Lady Murasaki went through ten different drummers before finding Jonathan Baez. “So far, he’s the freaking awesomest,” says McSweeney. The nephew of famous ’60s folk singer Joan Baez, Jonathan Baez was first inspired to play the drums when he saw Animal on The Muppet Show. He saw the rage and fun of Animal and said, “I’m going to be that guy.” He eventually learned the drums by ear, and today he’s an integral part of the band. Baez says, “I’m definitely digging Lady Murasaki. You can be yourself—you can dance on the drums.” Everyone laughed together as Baez described his love for drumming in the band. He seems to be their backbone for fun and unceasing energy.

It’s not hard to imagine the vibe they bring onstage. Baez is the “Animal” behind the drums; Morris is grooving on the bass behind anything McSweeney turns out; then you have Taniuchi with resonating vocals, simple keyboard notes and a neverending smile.

They recently decided to adopt a motto from fellow SLC band King Niko: “We want to play music that makes the chicks dance,” says Taniuchi. They also want to be able to reach any kind of audience. It’s that desire combined with the band’s chemistry that makes national success a possibility for them. Taniuchi feels that the band’s overall vibe could be compared to The Cardigans. “We’re pretty flexible in terms of gigs,” says Taniuchi. They’ve played everything from lounge and hard rock sets to acoustic sets at the VFW Bar.

The band has an EP available on Bandcamp (ladymurasaki.bandcamp.com), but it’s the work of the old lineup with five members. As a four piece, they’re currently working on a single titled “Baby Hit the Beats.” Kyle Dickson, who plays in the SLC band Beachmen, is mastering the single and we’ll be able to hear it live at Localized.

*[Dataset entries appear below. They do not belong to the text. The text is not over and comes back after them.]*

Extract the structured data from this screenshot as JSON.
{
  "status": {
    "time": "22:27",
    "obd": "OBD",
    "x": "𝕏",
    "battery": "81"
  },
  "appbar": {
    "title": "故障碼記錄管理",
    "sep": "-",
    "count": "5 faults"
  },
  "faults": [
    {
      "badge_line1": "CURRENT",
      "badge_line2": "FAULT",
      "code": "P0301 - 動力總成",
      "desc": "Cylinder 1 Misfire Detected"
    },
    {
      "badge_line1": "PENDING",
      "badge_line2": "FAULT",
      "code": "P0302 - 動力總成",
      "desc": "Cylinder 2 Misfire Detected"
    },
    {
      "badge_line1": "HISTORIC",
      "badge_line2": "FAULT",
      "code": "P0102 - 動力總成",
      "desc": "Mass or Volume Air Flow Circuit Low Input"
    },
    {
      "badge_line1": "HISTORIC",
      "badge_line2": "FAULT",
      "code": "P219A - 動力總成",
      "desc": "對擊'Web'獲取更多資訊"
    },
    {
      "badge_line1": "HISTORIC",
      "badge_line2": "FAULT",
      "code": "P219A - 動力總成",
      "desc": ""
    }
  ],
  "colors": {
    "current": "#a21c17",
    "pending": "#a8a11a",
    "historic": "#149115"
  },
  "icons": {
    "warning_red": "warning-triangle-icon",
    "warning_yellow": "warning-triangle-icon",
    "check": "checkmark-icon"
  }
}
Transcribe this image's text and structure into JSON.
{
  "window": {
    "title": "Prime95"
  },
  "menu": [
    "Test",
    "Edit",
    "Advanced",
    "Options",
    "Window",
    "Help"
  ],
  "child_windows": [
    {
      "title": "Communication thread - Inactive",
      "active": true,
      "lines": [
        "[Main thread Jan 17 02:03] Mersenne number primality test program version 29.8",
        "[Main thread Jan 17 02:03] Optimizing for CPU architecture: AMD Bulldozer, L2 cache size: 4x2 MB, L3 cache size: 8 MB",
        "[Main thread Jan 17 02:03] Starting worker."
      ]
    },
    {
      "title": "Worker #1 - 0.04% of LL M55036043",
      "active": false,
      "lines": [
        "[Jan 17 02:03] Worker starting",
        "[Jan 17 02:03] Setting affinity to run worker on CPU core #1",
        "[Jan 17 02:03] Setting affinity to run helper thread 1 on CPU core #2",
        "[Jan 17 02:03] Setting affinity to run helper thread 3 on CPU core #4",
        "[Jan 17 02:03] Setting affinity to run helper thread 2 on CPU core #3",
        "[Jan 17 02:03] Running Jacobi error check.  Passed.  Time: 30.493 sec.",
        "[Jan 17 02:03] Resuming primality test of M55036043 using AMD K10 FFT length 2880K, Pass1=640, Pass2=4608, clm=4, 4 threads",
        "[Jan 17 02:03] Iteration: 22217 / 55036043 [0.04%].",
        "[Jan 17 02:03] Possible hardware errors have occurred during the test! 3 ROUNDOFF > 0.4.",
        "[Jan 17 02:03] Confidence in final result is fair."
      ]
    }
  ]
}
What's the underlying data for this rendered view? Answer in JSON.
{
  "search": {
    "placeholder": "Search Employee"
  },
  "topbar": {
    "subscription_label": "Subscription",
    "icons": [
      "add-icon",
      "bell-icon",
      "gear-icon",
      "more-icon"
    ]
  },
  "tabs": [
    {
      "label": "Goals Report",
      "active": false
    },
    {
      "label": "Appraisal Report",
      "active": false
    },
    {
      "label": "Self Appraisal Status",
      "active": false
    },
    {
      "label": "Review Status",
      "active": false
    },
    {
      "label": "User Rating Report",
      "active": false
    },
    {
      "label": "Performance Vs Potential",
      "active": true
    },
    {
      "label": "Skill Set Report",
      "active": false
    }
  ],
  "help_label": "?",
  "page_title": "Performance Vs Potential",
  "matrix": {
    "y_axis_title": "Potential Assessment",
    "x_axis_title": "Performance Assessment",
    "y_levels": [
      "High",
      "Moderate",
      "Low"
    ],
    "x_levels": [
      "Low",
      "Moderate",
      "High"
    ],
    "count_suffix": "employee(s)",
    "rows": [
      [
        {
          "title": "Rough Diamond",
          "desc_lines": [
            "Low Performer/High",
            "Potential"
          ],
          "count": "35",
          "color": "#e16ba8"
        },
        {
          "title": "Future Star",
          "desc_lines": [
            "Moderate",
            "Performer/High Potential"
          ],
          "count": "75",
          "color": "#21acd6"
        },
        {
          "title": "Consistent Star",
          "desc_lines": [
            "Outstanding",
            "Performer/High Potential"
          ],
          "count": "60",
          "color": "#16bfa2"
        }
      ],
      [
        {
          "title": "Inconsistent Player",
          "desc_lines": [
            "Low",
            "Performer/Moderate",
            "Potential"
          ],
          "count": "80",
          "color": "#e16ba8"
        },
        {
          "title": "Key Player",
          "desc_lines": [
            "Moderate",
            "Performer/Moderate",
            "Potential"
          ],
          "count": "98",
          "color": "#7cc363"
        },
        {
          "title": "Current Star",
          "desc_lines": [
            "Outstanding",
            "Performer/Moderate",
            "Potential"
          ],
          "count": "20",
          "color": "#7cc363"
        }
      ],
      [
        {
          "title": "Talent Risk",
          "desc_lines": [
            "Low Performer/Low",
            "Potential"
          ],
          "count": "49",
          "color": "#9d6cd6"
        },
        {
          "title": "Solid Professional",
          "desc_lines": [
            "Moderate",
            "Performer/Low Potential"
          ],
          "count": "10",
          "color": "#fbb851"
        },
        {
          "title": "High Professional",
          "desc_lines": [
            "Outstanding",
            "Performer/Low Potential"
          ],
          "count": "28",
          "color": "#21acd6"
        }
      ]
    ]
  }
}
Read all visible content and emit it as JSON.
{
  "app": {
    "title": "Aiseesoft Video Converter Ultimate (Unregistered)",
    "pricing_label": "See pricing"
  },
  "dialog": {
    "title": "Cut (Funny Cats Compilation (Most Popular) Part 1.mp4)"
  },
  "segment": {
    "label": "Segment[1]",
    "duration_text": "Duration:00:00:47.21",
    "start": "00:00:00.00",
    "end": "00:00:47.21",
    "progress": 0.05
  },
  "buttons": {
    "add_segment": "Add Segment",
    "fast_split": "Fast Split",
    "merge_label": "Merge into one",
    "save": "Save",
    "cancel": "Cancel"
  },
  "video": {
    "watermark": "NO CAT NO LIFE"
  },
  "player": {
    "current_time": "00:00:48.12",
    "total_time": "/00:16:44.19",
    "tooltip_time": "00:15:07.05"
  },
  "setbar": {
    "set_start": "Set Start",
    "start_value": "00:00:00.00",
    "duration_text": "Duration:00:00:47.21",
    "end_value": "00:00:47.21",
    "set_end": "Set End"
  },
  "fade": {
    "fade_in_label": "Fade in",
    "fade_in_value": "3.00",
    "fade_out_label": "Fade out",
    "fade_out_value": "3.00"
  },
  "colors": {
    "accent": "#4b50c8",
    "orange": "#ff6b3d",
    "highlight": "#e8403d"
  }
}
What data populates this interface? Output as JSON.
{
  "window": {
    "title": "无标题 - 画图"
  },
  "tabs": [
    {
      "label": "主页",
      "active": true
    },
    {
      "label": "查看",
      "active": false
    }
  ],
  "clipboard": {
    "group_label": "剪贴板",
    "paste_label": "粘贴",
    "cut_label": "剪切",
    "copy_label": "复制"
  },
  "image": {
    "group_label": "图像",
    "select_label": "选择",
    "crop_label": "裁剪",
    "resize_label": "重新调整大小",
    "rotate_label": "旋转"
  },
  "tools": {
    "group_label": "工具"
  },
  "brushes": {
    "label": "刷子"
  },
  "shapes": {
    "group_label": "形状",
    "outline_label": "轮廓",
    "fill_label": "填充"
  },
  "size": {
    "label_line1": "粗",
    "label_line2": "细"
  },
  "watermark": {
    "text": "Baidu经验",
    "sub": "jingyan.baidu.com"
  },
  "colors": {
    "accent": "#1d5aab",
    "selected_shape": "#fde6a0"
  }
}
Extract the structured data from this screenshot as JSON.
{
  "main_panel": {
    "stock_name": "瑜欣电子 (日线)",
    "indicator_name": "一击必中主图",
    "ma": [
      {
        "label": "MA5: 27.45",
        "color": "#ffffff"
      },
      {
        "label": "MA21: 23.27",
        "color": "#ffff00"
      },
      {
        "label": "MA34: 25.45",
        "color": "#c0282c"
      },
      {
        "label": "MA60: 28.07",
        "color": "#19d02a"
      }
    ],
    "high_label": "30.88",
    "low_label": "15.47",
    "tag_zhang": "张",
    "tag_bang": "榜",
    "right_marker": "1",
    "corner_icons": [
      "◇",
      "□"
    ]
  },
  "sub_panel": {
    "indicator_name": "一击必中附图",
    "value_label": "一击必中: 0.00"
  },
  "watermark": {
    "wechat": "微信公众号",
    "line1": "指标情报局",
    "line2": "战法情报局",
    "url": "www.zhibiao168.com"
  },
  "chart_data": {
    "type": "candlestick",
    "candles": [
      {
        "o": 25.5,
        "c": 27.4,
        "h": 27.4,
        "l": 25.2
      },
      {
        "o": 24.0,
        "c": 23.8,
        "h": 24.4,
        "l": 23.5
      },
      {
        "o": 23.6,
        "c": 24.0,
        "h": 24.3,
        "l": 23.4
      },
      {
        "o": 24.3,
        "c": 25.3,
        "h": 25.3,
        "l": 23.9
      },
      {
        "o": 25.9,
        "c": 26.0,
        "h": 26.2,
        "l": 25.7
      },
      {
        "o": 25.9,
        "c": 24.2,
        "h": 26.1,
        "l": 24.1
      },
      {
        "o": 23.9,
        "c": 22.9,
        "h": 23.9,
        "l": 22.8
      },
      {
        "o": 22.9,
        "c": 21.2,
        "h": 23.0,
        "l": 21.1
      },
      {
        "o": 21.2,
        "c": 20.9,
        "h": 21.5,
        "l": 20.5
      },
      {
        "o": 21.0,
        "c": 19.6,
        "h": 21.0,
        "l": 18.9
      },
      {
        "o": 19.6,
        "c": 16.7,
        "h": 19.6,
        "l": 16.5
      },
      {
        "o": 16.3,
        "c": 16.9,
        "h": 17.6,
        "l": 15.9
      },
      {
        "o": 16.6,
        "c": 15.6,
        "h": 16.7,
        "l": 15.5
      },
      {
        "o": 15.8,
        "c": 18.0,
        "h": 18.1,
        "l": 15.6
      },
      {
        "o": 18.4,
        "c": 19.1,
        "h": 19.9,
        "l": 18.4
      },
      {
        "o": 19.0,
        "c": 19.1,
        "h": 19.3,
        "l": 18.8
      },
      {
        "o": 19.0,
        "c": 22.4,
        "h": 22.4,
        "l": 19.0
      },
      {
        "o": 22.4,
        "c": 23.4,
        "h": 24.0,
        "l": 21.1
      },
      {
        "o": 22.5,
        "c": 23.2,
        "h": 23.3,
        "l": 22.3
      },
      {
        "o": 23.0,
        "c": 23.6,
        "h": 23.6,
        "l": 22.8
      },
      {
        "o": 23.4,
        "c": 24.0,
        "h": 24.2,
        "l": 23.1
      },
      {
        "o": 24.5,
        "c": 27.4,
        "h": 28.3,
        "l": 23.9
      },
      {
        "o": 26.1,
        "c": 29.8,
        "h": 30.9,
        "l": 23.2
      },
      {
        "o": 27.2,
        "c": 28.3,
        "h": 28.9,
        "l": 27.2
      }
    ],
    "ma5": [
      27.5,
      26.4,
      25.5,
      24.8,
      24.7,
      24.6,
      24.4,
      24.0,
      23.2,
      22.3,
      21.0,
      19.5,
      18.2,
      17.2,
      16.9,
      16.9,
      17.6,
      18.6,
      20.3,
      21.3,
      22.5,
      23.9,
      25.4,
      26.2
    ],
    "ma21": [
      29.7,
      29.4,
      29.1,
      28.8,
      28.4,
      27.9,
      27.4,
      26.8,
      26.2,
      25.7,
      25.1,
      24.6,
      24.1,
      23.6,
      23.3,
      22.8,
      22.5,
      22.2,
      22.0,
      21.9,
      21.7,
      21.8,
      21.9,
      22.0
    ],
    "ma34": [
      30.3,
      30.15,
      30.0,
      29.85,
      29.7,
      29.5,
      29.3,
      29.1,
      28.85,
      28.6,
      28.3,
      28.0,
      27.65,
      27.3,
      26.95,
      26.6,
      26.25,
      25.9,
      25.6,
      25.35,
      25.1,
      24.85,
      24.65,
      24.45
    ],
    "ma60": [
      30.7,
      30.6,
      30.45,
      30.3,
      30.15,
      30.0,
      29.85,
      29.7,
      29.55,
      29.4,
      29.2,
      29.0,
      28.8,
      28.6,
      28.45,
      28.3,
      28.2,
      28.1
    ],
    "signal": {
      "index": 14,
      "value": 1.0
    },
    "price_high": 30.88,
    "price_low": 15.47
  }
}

Although one single may not sound like much, the band has such free-flowing abilities that McSweeney says, “There’s always a new song creeping in.” With all of Lady Murasaki’s current momentum, their Localized set is sure to be a memorable one, so don’t miss it.